--- DATA RECORDS Enclosed Below ---

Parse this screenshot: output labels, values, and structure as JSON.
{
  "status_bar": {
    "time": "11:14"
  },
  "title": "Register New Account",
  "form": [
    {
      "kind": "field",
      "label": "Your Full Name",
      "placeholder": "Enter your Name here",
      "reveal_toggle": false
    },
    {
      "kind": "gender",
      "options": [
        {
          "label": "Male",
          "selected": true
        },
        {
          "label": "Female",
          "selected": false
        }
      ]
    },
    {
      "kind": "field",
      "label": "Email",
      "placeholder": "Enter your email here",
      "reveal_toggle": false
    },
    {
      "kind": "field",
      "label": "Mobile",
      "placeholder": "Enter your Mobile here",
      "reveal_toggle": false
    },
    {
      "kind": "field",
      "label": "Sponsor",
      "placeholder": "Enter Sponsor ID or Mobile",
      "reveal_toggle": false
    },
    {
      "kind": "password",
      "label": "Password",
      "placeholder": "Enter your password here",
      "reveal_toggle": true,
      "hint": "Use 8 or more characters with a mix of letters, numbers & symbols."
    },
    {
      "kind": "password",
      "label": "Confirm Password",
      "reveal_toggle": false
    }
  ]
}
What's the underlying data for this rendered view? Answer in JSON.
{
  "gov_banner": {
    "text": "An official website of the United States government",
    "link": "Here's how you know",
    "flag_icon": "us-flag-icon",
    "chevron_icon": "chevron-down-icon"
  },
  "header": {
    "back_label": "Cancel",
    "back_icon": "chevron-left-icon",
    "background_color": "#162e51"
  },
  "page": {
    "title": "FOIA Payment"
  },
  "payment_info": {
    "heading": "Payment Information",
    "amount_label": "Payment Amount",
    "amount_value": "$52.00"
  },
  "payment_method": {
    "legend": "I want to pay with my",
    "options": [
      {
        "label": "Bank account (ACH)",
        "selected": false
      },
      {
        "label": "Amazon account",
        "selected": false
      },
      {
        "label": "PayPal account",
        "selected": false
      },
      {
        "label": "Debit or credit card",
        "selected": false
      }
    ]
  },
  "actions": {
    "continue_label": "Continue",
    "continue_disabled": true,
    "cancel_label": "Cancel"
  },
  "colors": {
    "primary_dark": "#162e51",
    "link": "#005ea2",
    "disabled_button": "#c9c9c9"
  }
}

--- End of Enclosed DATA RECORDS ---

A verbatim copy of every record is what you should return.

Parse this screenshot: output labels, values, and structure as JSON.
{
  "status_bar": {
    "time": "11:14"
  },
  "title": "Register New Account",
  "form": [
    {
      "kind": "field",
      "label": "Your Full Name",
      "placeholder": "Enter your Name here",
      "reveal_toggle": false
    },
    {
      "kind": "gender",
      "options": [
        {
          "label": "Male",
          "selected": true
        },
        {
          "label": "Female",
          "selected": false
        }
      ]
    },
    {
      "kind": "field",
      "label": "Email",
      "placeholder": "Enter your email here",
      "reveal_toggle": false
    },
    {
      "kind": "field",
      "label": "Mobile",
      "placeholder": "Enter your Mobile here",
      "reveal_toggle": false
    },
    {
      "kind": "field",
      "label": "Sponsor",
      "placeholder": "Enter Sponsor ID or Mobile",
      "reveal_toggle": false
    },
    {
      "kind": "password",
      "label": "Password",
      "placeholder": "Enter your password here",
      "reveal_toggle": true,
      "hint": "Use 8 or more characters with a mix of letters, numbers & symbols."
    },
    {
      "kind": "password",
      "label": "Confirm Password",
      "reveal_toggle": false
    }
  ]
}
What's the underlying data for this rendered view? Answer in JSON.
{
  "gov_banner": {
    "text": "An official website of the United States government",
    "link": "Here's how you know",
    "flag_icon": "us-flag-icon",
    "chevron_icon": "chevron-down-icon"
  },
  "header": {
    "back_label": "Cancel",
    "back_icon": "chevron-left-icon",
    "background_color": "#162e51"
  },
  "page": {
    "title": "FOIA Payment"
  },
  "payment_info": {
    "heading": "Payment Information",
    "amount_label": "Payment Amount",
    "amount_value": "$52.00"
  },
  "payment_method": {
    "legend": "I want to pay with my",
    "options": [
      {
        "label": "Bank account (ACH)",
        "selected": false
      },
      {
        "label": "Amazon account",
        "selected": false
      },
      {
        "label": "PayPal account",
        "selected": false
      },
      {
        "label": "Debit or credit card",
        "selected": false
      }
    ]
  },
  "actions": {
    "continue_label": "Continue",
    "continue_disabled": true,
    "cancel_label": "Cancel"
  },
  "colors": {
    "primary_dark": "#162e51",
    "link": "#005ea2",
    "disabled_button": "#c9c9c9"
  }
}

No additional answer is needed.